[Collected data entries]
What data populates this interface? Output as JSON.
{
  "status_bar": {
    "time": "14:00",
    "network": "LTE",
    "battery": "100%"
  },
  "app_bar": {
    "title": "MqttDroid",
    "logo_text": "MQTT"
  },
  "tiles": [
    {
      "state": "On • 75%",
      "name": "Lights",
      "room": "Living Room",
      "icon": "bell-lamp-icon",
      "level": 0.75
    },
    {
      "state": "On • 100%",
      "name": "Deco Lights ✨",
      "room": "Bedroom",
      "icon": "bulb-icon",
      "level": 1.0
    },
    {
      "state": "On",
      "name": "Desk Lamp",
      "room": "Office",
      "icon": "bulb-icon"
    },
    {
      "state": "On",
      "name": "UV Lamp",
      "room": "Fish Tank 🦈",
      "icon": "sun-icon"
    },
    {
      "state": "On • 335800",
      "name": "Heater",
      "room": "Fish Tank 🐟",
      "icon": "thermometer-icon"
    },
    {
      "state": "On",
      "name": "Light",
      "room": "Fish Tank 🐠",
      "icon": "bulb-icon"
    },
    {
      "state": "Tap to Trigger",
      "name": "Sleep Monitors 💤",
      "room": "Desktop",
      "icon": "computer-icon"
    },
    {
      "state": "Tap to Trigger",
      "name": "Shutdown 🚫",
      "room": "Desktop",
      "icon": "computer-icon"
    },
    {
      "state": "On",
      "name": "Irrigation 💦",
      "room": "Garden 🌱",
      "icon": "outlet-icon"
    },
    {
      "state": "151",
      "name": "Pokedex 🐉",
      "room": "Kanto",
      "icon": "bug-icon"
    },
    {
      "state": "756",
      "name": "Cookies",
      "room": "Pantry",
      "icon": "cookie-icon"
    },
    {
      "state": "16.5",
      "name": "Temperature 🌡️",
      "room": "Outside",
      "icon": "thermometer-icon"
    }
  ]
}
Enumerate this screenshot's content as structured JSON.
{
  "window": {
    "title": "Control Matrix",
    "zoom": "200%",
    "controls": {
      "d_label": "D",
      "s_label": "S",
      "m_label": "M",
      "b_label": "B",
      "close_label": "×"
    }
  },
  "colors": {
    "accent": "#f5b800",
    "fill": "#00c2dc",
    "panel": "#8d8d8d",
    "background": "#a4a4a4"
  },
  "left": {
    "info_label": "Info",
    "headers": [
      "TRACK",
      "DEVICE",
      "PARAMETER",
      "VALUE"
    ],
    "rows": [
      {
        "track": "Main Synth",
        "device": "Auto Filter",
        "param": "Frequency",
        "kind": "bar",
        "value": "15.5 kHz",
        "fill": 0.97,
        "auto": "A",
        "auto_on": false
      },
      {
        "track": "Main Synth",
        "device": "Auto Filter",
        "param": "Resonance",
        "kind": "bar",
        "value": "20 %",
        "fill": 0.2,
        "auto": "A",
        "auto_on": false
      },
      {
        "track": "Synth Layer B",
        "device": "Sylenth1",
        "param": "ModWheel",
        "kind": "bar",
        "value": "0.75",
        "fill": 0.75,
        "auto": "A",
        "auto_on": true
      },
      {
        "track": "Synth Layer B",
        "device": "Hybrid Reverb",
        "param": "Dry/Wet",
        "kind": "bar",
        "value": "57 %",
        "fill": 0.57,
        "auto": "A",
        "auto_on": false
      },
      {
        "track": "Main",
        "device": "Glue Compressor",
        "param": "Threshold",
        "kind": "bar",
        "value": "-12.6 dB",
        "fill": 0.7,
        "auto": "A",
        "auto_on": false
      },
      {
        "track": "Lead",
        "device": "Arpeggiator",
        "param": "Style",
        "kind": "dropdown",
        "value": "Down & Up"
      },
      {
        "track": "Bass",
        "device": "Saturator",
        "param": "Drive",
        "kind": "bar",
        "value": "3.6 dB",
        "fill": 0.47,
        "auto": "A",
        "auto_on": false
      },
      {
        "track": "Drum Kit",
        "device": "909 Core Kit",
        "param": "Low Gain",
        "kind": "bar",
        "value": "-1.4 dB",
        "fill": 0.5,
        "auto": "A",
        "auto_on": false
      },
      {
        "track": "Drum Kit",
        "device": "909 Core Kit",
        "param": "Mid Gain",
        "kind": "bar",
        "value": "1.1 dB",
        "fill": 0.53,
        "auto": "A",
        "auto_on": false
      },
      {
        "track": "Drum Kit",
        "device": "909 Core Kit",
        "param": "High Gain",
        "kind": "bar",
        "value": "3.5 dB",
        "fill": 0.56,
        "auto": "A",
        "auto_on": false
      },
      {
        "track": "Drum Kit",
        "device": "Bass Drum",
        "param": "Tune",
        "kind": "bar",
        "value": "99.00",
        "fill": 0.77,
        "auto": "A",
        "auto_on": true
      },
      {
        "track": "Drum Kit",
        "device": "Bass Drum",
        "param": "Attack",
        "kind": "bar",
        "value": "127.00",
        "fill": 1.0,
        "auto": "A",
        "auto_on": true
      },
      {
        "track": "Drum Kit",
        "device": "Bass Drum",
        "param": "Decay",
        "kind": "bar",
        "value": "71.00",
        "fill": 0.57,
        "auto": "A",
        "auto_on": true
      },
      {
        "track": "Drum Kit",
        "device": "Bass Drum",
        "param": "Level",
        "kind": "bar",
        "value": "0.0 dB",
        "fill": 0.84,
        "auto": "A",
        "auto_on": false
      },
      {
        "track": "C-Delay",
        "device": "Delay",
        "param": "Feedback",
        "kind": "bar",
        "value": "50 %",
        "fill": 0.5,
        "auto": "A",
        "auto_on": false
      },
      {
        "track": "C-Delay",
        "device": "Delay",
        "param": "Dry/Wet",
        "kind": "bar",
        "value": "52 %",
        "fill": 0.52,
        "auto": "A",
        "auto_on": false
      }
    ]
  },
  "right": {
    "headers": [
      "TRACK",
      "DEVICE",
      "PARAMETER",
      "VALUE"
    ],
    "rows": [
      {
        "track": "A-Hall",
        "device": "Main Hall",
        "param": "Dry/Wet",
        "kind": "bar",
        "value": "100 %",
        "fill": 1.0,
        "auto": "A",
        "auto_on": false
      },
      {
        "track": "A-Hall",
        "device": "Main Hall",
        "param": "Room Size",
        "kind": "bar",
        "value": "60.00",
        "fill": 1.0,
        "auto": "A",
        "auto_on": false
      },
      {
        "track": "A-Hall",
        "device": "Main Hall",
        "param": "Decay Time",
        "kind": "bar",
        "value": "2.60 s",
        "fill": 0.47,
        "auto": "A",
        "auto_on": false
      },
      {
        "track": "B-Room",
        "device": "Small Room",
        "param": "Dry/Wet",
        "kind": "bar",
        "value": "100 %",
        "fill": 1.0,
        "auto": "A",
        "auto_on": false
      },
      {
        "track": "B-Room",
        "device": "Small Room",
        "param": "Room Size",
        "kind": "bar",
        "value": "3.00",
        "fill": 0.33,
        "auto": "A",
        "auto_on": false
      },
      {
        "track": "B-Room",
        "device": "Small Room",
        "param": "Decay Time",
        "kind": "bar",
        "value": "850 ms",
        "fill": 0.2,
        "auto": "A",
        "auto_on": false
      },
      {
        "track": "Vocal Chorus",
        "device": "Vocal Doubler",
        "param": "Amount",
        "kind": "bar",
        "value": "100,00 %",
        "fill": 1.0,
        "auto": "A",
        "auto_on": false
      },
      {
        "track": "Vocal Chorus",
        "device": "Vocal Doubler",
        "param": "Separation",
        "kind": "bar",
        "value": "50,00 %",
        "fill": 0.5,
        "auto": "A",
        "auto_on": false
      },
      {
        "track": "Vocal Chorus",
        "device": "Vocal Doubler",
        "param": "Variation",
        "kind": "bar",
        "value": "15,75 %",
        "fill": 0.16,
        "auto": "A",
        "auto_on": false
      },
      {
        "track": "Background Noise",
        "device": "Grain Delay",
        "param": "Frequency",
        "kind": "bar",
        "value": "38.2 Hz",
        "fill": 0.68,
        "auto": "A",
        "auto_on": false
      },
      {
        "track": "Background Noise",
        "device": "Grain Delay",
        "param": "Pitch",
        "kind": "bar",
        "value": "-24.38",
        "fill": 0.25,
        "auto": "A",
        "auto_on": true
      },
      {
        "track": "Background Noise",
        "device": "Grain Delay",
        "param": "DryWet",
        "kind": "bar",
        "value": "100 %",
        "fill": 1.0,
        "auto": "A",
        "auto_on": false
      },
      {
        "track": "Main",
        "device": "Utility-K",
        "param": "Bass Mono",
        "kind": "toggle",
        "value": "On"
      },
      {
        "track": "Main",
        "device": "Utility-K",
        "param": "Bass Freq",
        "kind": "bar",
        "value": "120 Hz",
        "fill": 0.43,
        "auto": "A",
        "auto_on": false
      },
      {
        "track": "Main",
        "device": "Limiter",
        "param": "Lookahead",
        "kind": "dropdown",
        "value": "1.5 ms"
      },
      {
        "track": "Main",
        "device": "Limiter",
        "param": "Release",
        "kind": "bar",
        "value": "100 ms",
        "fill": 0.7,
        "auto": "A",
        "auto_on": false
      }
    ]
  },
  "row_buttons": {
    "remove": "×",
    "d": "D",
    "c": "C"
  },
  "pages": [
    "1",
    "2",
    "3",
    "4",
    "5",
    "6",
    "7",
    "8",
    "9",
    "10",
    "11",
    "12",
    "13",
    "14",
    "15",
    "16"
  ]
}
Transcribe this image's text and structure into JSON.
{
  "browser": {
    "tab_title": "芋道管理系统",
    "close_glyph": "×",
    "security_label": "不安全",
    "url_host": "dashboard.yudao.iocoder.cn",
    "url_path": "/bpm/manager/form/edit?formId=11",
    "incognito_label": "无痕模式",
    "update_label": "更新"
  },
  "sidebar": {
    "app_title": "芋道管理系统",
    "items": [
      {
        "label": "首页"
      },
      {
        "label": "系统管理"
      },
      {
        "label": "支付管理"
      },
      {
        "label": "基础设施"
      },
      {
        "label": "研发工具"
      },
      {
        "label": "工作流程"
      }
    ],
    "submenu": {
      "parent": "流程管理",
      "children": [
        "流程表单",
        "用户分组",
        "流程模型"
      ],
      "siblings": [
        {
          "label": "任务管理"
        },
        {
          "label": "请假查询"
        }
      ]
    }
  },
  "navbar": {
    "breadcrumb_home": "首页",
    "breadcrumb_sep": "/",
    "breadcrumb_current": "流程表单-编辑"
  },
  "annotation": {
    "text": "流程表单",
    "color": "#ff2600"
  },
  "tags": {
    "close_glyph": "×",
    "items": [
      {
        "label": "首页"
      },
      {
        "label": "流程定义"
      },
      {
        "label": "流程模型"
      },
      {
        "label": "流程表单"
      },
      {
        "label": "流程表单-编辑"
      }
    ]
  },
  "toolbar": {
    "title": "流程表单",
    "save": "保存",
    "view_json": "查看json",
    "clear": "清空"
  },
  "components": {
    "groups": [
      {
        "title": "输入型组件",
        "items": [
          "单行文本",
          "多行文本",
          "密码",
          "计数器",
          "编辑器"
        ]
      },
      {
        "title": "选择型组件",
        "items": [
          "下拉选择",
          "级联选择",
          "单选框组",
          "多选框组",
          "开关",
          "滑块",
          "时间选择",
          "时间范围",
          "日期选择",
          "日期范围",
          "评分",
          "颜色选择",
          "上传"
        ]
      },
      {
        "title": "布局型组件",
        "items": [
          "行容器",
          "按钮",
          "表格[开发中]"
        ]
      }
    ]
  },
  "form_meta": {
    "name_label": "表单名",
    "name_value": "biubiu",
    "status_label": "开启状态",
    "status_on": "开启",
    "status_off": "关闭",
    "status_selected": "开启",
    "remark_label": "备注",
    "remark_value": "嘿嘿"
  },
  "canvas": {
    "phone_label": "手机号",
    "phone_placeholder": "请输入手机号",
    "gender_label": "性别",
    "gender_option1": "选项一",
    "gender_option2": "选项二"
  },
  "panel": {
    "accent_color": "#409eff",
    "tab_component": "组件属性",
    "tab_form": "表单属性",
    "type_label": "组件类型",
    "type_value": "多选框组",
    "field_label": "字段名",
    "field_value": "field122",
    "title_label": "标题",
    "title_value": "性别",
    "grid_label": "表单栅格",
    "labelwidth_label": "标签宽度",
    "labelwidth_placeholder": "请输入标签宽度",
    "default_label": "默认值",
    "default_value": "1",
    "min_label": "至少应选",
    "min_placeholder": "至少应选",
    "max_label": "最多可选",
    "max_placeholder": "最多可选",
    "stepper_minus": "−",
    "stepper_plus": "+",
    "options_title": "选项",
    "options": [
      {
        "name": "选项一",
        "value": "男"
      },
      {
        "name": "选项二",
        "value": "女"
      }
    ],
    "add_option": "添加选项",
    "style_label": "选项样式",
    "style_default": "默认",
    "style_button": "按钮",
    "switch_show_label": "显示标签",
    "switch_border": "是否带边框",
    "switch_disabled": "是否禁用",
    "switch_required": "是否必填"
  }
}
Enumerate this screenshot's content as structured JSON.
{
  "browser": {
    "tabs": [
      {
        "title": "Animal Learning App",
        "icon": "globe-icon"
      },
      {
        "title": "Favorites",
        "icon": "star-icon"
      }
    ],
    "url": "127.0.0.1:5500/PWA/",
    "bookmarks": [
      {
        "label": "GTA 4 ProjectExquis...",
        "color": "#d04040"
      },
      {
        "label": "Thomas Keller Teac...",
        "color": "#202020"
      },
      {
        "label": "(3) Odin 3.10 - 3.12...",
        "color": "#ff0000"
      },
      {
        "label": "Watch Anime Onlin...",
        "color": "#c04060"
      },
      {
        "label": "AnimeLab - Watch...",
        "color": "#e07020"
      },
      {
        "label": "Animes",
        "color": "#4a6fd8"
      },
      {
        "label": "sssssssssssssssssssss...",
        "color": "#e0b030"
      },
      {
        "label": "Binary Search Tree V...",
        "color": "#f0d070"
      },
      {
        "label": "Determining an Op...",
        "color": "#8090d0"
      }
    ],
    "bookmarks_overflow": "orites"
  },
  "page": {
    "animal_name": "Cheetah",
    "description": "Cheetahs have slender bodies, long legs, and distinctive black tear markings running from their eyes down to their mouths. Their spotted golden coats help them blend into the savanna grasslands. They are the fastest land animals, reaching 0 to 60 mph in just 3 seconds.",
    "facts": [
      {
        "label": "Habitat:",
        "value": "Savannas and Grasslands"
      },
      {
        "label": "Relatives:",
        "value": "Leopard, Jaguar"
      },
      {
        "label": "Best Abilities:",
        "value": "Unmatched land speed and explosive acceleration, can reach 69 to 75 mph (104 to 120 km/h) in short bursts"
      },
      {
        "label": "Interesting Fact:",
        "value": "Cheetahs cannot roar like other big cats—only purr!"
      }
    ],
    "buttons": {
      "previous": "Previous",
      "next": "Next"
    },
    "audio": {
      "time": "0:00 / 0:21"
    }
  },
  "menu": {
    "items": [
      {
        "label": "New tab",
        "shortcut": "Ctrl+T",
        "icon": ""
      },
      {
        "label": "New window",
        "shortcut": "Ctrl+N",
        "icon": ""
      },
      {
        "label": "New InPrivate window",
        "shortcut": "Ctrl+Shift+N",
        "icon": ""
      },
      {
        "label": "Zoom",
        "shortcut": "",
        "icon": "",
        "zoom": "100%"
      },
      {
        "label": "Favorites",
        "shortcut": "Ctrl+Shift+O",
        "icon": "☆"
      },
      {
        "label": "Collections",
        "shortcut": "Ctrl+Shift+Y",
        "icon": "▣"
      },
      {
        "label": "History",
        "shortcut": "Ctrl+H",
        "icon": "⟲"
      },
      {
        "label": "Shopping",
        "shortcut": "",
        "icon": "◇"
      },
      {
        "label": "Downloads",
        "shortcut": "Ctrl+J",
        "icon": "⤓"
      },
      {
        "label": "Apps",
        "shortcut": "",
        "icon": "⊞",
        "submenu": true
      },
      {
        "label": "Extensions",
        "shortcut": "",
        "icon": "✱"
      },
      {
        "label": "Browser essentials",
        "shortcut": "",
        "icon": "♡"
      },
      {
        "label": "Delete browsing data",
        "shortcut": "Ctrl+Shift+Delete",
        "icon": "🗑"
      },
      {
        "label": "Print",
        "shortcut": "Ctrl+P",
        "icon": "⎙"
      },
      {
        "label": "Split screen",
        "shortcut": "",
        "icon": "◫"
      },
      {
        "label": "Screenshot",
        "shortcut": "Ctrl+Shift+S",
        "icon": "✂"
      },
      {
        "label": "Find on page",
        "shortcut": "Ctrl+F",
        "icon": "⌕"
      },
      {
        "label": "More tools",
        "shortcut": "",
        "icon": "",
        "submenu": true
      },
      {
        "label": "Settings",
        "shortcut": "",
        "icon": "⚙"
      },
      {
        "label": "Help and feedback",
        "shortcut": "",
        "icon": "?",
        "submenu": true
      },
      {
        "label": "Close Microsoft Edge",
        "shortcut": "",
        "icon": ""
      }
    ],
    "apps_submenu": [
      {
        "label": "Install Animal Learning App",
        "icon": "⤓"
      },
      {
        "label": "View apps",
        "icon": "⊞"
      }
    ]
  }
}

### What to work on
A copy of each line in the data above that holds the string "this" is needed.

### Exercise output
What data populates this interface? Output as JSON.
Enumerate this screenshot's content as structured JSON.
Transcribe this image's text and structure into JSON.
Enumerate this screenshot's content as structured JSON.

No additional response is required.